Bill Zeeble

Some 40,000 people packed Fair Park’s two huge halls Thursday for free school supplies, health checks, hair cuts and more. 

For qualified, low-income families, Fair Park’s annual six-hour school fair is a big deal. Just ask Margie Martinez or Nicole Hamilton. Both showed up for the first time, each with their three young children.

"Especially when you have three kids, where each one is $80-100 for each one. To pay, here, it’s free," Martinez said.

"They did the dental exam, they were good. No cavities. Now I’m off to the school supply building," Hamilton added.

Pay-offs from school fairs like this and others scheduled later this month in North Texas don’t just come from getting needed items for nothing. Donated school supplies and services like vaccinations or dental checks directly impact learning.

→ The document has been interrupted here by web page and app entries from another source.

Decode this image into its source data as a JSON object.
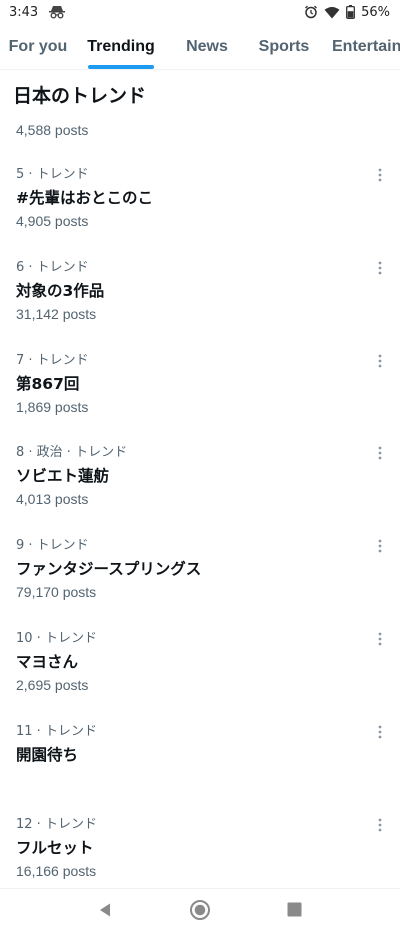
{
  "status_bar": {
    "time": "3:43",
    "battery": "56%",
    "icons": [
      "incognito-icon",
      "alarm-icon",
      "wifi-icon",
      "battery-icon"
    ]
  },
  "tabs": [
    {
      "label": "For you",
      "active": false
    },
    {
      "label": "Trending",
      "active": true
    },
    {
      "label": "News",
      "active": false
    },
    {
      "label": "Sports",
      "active": false
    },
    {
      "label": "Entertain",
      "active": false
    }
  ],
  "section": {
    "title": "日本のトレンド"
  },
  "partial_item": {
    "posts": "4,588 posts"
  },
  "trends": [
    {
      "meta": "5 · トレンド",
      "name": "#先輩はおとこのこ",
      "posts": "4,905 posts"
    },
    {
      "meta": "6 · トレンド",
      "name": "対象の3作品",
      "posts": "31,142 posts"
    },
    {
      "meta": "7 · トレンド",
      "name": "第867回",
      "posts": "1,869 posts"
    },
    {
      "meta": "8 · 政治 · トレンド",
      "name": "ソビエト蓮舫",
      "posts": "4,013 posts"
    },
    {
      "meta": "9 · トレンド",
      "name": "ファンタジースプリングス",
      "posts": "79,170 posts"
    },
    {
      "meta": "10 · トレンド",
      "name": "マヨさん",
      "posts": "2,695 posts"
    },
    {
      "meta": "11 · トレンド",
      "name": "開園待ち",
      "posts": ""
    },
    {
      "meta": "12 · トレンド",
      "name": "フルセット",
      "posts": "16,166 posts"
    }
  ],
  "colors": {
    "accent": "#1d9bf0",
    "text_primary": "#0f1419",
    "text_secondary": "#536471"
  },
  "nav": {
    "icons": [
      "back-icon",
      "home-icon",
      "recents-icon"
    ]
  }
}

Dr. Dan Jones, Baylor School of Dentistry: One of the leading reasons for school absences is oral problems, toothaches.

Doctor Dan Jones is here with volunteers from Baylor’s College of Dentistry. Students and parents can get free cavity prevention treatments and a basic check up.

"You can imagine, if you’ve ever had a toothache or really bad headache and you were having to take an exam or do homework, how difficult that would be," he said.

Jones says Baylor works with the state’s biggest non-profit dental provider to treat low-income students. Texans already claim the nation’s largest percentage of uninsured residents. In Dallas, Jones says that amounts to at least 100,000 children. And for every one child without health insurance, he says roughly three lack dental insurance.

Basic school supplies are also essential for learning, even though that may seem obvious. Janet Morrison, with Dallas’ non-profit City Square, explains what’s not so obvious when low-income students arrive at school with their own pencils and notebooks.

Morrison: Of course you’ve got kids who don’t have the tools they need to learn. That’s kind of, for a kid, it’s kind of embarrassing. You get there and the teachers consistently say “Hey! You need your school supplies.” So what’s a kid do? They’re kids. They can’t go out and work for these school supplies and get what they need.

Morrison, who used to run City Square’s after school programs, says basic supplies can also spark a child’s natural creativity.

"It’s not just in the classroom. I know I took stuff home with me. You know, I may draw at home, or take a ruler and practice geometry and stuff at home. I mean kids are ingenious in some of the stuff that they do," Morrison said.

Teachers say the better prepared students are for the first day of school, the better their odds for success.

Upcoming fairs:

Tarrant County: Wednesday, August 8

Southeast Denton: Saturday, August 13

Apple Tree Project, Denton: ongoing

Bill Zeeble has been a full-time reporter at KERA since 1992, covering everything from medicine to the Mavericks and education to environmental issues.